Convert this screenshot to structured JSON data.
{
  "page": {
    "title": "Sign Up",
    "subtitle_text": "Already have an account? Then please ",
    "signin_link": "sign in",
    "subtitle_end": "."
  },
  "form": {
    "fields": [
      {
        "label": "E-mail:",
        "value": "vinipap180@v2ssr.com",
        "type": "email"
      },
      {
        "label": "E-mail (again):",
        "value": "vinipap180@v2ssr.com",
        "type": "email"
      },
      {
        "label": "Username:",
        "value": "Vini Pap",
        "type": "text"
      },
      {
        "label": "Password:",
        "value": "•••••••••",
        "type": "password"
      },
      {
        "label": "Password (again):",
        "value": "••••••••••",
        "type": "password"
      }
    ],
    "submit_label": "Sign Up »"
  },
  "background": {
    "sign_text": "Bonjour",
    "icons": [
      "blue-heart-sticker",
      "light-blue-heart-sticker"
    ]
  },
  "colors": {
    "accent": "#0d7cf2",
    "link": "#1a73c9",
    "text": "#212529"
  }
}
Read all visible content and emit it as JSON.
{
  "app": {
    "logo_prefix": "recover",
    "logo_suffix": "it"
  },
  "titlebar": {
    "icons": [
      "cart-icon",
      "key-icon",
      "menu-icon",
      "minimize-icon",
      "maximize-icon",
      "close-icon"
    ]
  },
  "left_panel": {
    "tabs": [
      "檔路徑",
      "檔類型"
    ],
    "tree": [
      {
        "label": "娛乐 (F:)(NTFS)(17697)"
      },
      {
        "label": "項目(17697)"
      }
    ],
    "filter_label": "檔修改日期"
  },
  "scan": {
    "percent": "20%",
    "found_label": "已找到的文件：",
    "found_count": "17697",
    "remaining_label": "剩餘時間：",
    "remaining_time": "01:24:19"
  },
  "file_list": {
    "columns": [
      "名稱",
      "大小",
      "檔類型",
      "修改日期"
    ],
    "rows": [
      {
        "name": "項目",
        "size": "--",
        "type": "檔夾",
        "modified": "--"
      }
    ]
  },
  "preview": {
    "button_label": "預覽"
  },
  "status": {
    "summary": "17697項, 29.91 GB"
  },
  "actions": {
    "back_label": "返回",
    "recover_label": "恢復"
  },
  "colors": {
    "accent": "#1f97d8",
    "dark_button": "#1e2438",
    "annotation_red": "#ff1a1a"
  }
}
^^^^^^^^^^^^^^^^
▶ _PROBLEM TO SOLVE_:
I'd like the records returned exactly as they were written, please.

▶ _WRITTEN RESPONSE_:
Convert this screenshot to structured JSON data.
{
  "page": {
    "title": "Sign Up",
    "subtitle_text": "Already have an account? Then please ",
    "signin_link": "sign in",
    "subtitle_end": "."
  },
  "form": {
    "fields": [
      {
        "label": "E-mail:",
        "value": "vinipap180@v2ssr.com",
        "type": "email"
      },
      {
        "label": "E-mail (again):",
        "value": "vinipap180@v2ssr.com",
        "type": "email"
      },
      {
        "label": "Username:",
        "value": "Vini Pap",
        "type": "text"
      },
      {
        "label": "Password:",
        "value": "•••••••••",
        "type": "password"
      },
      {
        "label": "Password (again):",
        "value": "••••••••••",
        "type": "password"
      }
    ],
    "submit_label": "Sign Up »"
  },
  "background": {
    "sign_text": "Bonjour",
    "icons": [
      "blue-heart-sticker",
      "light-blue-heart-sticker"
    ]
  },
  "colors": {
    "accent": "#0d7cf2",
    "link": "#1a73c9",
    "text": "#212529"
  }
}
Read all visible content and emit it as JSON.
{
  "app": {
    "logo_prefix": "recover",
    "logo_suffix": "it"
  },
  "titlebar": {
    "icons": [
      "cart-icon",
      "key-icon",
      "menu-icon",
      "minimize-icon",
      "maximize-icon",
      "close-icon"
    ]
  },
  "left_panel": {
    "tabs": [
      "檔路徑",
      "檔類型"
    ],
    "tree": [
      {
        "label": "娛乐 (F:)(NTFS)(17697)"
      },
      {
        "label": "項目(17697)"
      }
    ],
    "filter_label": "檔修改日期"
  },
  "scan": {
    "percent": "20%",
    "found_label": "已找到的文件：",
    "found_count": "17697",
    "remaining_label": "剩餘時間：",
    "remaining_time": "01:24:19"
  },
  "file_list": {
    "columns": [
      "名稱",
      "大小",
      "檔類型",
      "修改日期"
    ],
    "rows": [
      {
        "name": "項目",
        "size": "--",
        "type": "檔夾",
        "modified": "--"
      }
    ]
  },
  "preview": {
    "button_label": "預覽"
  },
  "status": {
    "summary": "17697項, 29.91 GB"
  },
  "actions": {
    "back_label": "返回",
    "recover_label": "恢復"
  },
  "colors": {
    "accent": "#1f97d8",
    "dark_button": "#1e2438",
    "annotation_red": "#ff1a1a"
  }
}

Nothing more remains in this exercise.